[Opening Data for this exercise section]

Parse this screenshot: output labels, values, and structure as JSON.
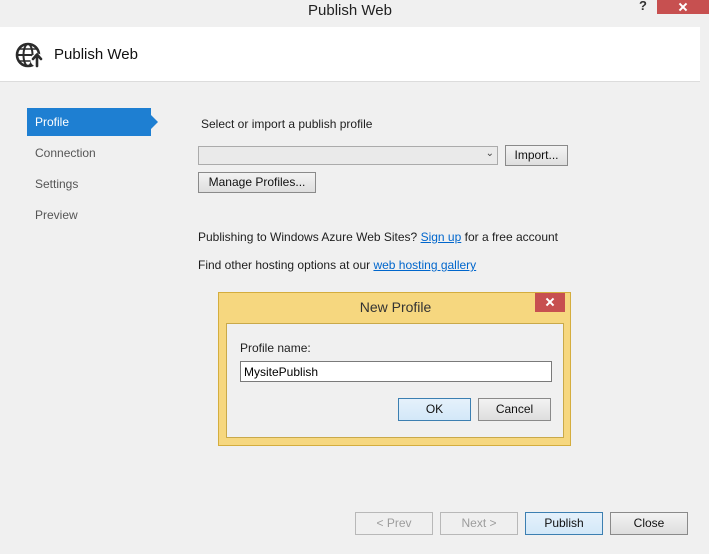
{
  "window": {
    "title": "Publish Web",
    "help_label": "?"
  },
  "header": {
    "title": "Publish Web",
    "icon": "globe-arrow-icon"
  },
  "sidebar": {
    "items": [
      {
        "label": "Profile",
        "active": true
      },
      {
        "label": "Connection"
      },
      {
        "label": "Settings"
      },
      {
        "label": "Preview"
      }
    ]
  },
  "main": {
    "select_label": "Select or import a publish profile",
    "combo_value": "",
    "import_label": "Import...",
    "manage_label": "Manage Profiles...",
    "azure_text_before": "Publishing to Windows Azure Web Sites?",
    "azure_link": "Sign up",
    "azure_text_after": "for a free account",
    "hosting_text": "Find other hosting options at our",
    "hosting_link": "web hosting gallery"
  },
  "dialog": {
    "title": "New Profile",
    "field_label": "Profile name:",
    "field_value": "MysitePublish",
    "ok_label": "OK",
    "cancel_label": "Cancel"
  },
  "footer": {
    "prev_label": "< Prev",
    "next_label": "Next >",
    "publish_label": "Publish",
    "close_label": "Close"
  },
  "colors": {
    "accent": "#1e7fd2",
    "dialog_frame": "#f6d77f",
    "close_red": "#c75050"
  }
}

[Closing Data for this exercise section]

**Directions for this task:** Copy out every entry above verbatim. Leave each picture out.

**Solution to this exercise:**
Parse this screenshot: output labels, values, and structure as JSON.
{
  "window": {
    "title": "Publish Web",
    "help_label": "?"
  },
  "header": {
    "title": "Publish Web",
    "icon": "globe-arrow-icon"
  },
  "sidebar": {
    "items": [
      {
        "label": "Profile",
        "active": true
      },
      {
        "label": "Connection"
      },
      {
        "label": "Settings"
      },
      {
        "label": "Preview"
      }
    ]
  },
  "main": {
    "select_label": "Select or import a publish profile",
    "combo_value": "",
    "import_label": "Import...",
    "manage_label": "Manage Profiles...",
    "azure_text_before": "Publishing to Windows Azure Web Sites?",
    "azure_link": "Sign up",
    "azure_text_after": "for a free account",
    "hosting_text": "Find other hosting options at our",
    "hosting_link": "web hosting gallery"
  },
  "dialog": {
    "title": "New Profile",
    "field_label": "Profile name:",
    "field_value": "MysitePublish",
    "ok_label": "OK",
    "cancel_label": "Cancel"
  },
  "footer": {
    "prev_label": "< Prev",
    "next_label": "Next >",
    "publish_label": "Publish",
    "close_label": "Close"
  },
  "colors": {
    "accent": "#1e7fd2",
    "dialog_frame": "#f6d77f",
    "close_red": "#c75050"
  }
}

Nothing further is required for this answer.